▶ WHAT NEEDS TO BE DONE:
Give back only one number: how many lines in the data below contain the word "name".

----------------

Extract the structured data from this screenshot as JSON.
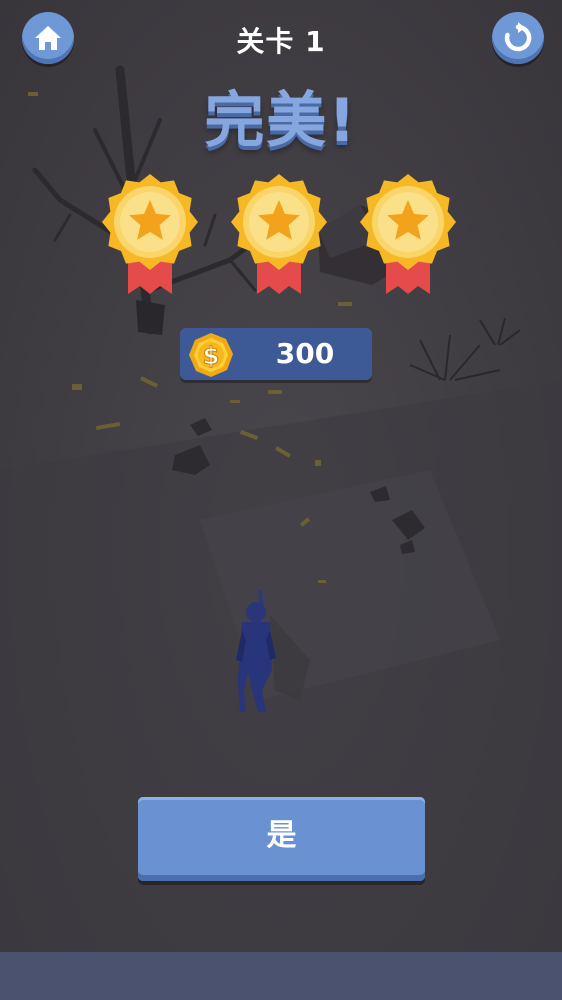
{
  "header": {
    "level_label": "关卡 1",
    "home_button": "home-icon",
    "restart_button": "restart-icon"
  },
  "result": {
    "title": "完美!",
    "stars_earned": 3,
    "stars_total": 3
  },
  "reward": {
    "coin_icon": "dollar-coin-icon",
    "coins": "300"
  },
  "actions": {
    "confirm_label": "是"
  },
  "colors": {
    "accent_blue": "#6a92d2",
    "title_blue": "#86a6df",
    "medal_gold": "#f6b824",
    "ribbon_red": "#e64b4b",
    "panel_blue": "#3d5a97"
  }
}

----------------

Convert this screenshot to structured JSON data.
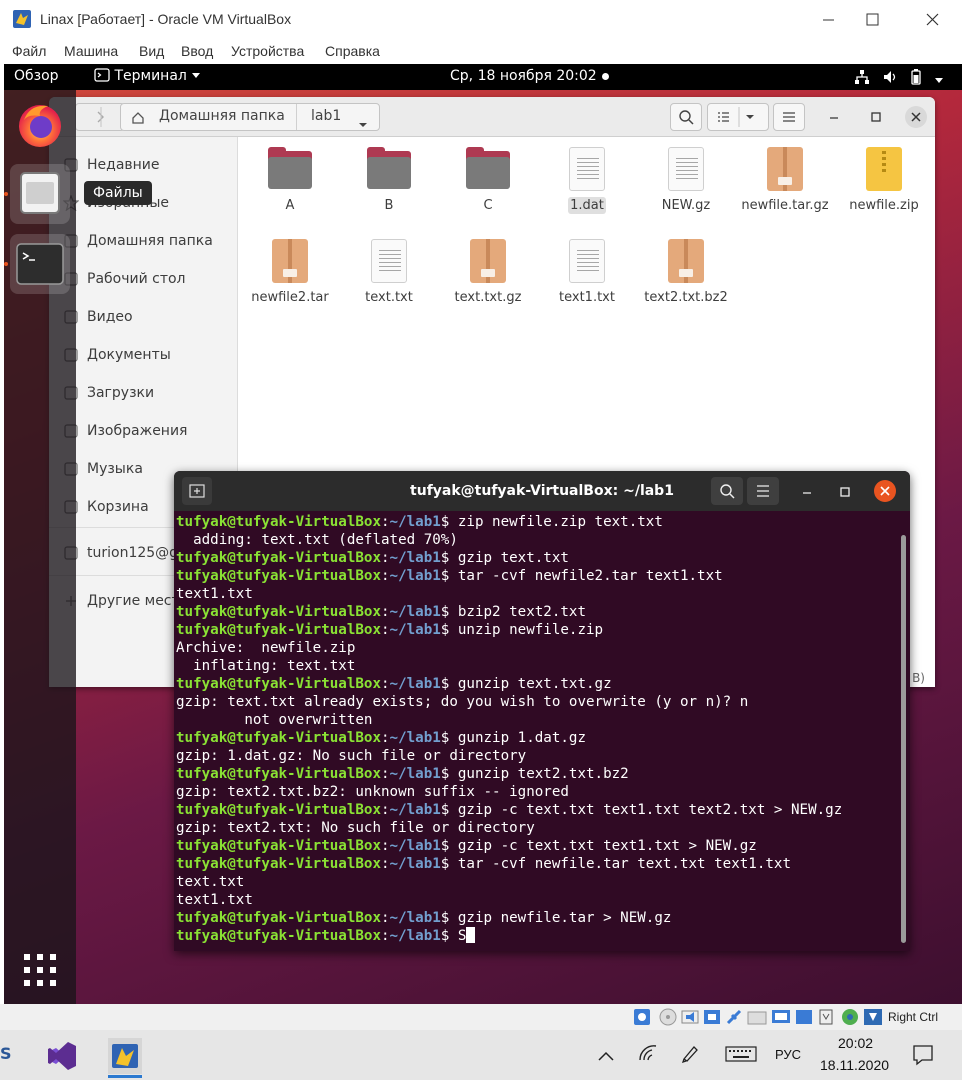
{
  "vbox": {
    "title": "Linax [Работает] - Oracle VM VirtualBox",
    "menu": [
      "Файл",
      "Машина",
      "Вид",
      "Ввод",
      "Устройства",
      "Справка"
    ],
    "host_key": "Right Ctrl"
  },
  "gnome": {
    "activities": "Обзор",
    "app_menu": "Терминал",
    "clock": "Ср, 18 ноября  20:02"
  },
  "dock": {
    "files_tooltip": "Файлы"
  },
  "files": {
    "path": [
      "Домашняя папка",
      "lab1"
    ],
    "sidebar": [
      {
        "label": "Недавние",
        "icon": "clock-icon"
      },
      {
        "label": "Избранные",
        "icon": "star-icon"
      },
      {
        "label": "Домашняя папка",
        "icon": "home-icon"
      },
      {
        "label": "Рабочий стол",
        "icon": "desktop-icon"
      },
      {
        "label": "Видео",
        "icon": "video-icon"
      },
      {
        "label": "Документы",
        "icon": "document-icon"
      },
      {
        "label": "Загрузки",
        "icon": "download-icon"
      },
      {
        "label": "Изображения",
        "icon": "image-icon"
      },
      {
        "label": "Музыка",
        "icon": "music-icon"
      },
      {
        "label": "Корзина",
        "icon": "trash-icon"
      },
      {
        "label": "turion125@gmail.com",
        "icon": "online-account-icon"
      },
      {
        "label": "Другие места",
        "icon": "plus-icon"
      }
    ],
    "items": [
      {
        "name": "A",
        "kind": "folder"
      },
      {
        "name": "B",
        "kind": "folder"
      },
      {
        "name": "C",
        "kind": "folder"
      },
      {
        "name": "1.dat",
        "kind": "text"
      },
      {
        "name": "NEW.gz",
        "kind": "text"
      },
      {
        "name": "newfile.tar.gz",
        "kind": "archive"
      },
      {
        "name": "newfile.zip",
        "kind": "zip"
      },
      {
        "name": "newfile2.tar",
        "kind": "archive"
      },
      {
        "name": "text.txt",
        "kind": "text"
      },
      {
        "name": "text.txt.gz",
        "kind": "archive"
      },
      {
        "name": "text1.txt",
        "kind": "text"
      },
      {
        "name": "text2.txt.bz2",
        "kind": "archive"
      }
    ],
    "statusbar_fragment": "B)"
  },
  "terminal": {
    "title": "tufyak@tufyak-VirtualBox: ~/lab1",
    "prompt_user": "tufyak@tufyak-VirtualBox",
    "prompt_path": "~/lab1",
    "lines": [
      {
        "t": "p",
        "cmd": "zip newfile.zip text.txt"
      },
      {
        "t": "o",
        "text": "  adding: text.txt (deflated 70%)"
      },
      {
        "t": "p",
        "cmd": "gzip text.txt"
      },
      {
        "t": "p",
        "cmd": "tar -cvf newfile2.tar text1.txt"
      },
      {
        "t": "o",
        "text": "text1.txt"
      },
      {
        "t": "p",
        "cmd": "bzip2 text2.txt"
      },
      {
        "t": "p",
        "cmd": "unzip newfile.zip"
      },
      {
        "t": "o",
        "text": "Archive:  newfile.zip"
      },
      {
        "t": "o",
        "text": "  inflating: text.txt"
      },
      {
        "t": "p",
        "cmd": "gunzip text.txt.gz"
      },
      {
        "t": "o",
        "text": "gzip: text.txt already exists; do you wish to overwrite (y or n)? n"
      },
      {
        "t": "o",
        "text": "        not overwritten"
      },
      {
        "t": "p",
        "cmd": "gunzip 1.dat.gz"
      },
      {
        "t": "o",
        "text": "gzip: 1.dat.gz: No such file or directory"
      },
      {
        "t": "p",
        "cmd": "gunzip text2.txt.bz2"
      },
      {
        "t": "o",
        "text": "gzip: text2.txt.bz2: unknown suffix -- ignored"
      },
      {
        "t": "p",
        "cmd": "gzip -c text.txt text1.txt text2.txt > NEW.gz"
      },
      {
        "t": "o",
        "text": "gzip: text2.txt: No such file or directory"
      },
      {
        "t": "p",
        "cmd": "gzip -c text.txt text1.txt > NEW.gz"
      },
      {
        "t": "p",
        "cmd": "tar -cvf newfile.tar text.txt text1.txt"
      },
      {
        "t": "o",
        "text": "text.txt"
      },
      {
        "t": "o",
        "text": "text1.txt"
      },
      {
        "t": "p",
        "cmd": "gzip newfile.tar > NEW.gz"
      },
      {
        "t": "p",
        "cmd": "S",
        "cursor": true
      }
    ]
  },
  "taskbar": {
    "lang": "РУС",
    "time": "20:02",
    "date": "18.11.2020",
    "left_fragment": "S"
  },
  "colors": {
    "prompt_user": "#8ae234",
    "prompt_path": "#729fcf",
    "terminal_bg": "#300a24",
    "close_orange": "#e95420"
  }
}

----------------

▶ SOLUTION TO THE EXERCISE:
12